An older sister prattles on to her newborn sibling about all the things to learn in the world.
In their first collaboration, Tsiang and Leng produced A Flock of Shoes (2010), an airy tale of a child’s attachment to an article of clothing. Unfortunately, this second story does not have the same whimsy or story arc. The narrator is an older sister, using a conversational voice to list the myriad skills the newborn sibling will have to master. The voice is unfortunately arrogant, albeit confessional, and has a manic quality about it. The scale of the sibling’s list of knowledge is enormous. It starts from learning how to eat and cry, through walking, talking, potty training, trouble with parents, punishments, going to bed and giving up the pacifier, and it ends at riding a bus and learning the alphabet. Leng’s illustrations are sketchy and appropriately toddler-active. Yet here, too, the images could benefit from a cohesive plan. Where did the older sister’s hand-made guide, seen at the beginning, go? How are the individual vignettes sequenced? Why is there a voice bubble around these words? The busyness of the whole keeps readers from forming an emotional attachment to the characters or the story.

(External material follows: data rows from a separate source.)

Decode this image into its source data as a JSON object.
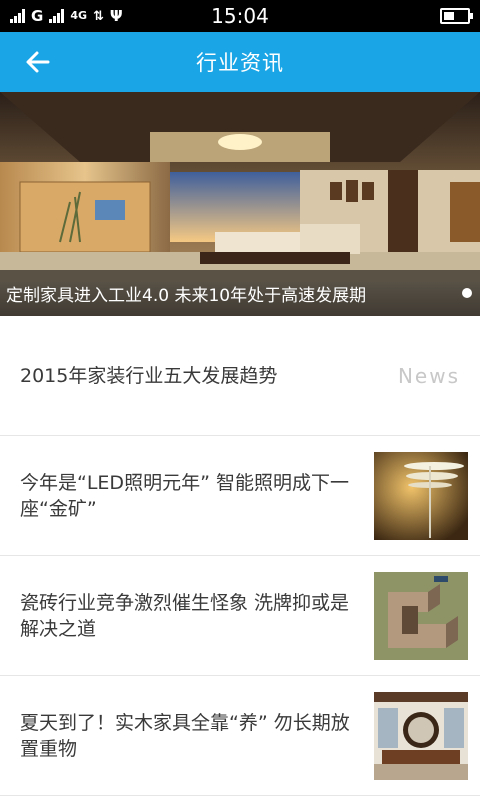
{
  "status": {
    "network_1": "G",
    "network_2": "4G",
    "time": "15:04"
  },
  "header": {
    "title": "行业资讯",
    "back_icon": "arrow-left-icon"
  },
  "banner": {
    "caption": "定制家具进入工业4.0 未来10年处于高速发展期"
  },
  "news": [
    {
      "title": "2015年家装行业五大发展趋势",
      "tag": "News"
    },
    {
      "title": "今年是“LED照明元年” 智能照明成下一座“金矿”"
    },
    {
      "title": "瓷砖行业竞争激烈催生怪象 洗牌抑或是解决之道"
    },
    {
      "title": "夏天到了！实木家具全靠“养” 勿长期放置重物"
    }
  ],
  "colors": {
    "accent": "#1aa6e6"
  }
}
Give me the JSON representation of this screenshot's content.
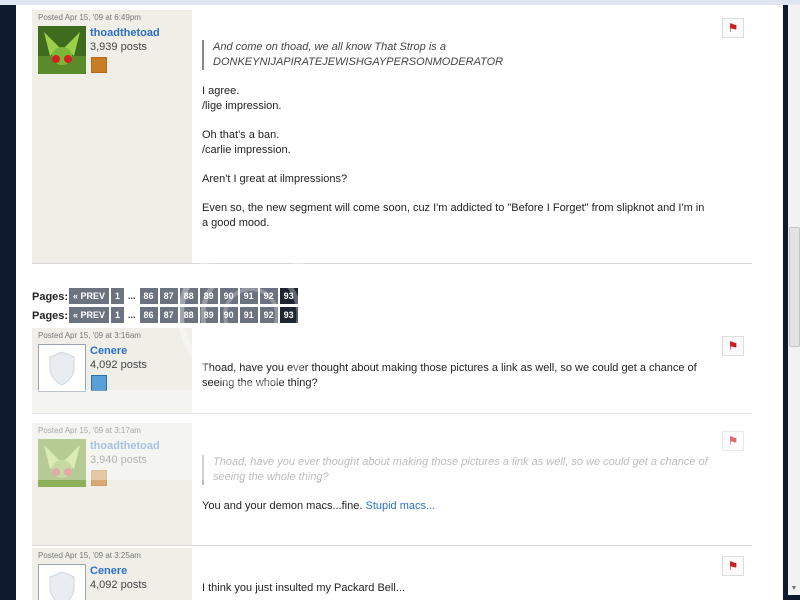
{
  "posts": [
    {
      "posted": "Posted Apr 15, '09 at 6:49pm",
      "username": "thoadthetoad",
      "post_count": "3,939 posts",
      "quote": "And come on thoad, we all know That Strop is a DONKEYNIJAPIRATEJEWISHGAYPERSONMODERATOR",
      "lines": [
        "I agree.\n/lige impression.",
        "Oh that's a ban.\n/carlie impression.",
        "Aren't I great at ilmpressions?",
        "Even so, the new segment will come soon, cuz I'm addicted to \"Before I Forget\" from slipknot and I'm in a good mood."
      ]
    },
    {
      "posted": "Posted Apr 15, '09 at 3:16am",
      "username": "Cenere",
      "post_count": "4,092 posts",
      "text": "Thoad, have you ever thought about making those pictures a link as well, so we could get a chance of seeing the whole thing?"
    },
    {
      "posted": "Posted Apr 15, '09 at 3:17am",
      "username": "thoadthetoad",
      "post_count": "3,940 posts",
      "quote": "Thoad, have you ever thought about making those pictures a link as well, so we could get a chance of seeing the whole thing?",
      "text": "You and your demon macs...fine.",
      "link": "Stupid macs..."
    },
    {
      "posted": "Posted Apr 15, '09 at 3:25am",
      "username": "Cenere",
      "post_count": "4,092 posts",
      "text": "I think you just insulted my Packard Bell..."
    }
  ],
  "pagination": {
    "label": "Pages:",
    "prev": "« PREV",
    "first": "1",
    "ellipsis": "...",
    "pages": [
      "86",
      "87",
      "88",
      "89",
      "90",
      "91",
      "92"
    ],
    "current": "93"
  },
  "colors": {
    "username": "#2b6fc6",
    "sidebar": "#efefe8",
    "pager_bg": "#6b7280",
    "pager_current": "#1d2533",
    "flag": "#c81e1e"
  },
  "icons": [
    "report-flag-icon",
    "avatar-image",
    "user-badge-icon"
  ]
}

It is all just too jumbled to succeed as a charming older-sibling book. (Picture book. 3-6)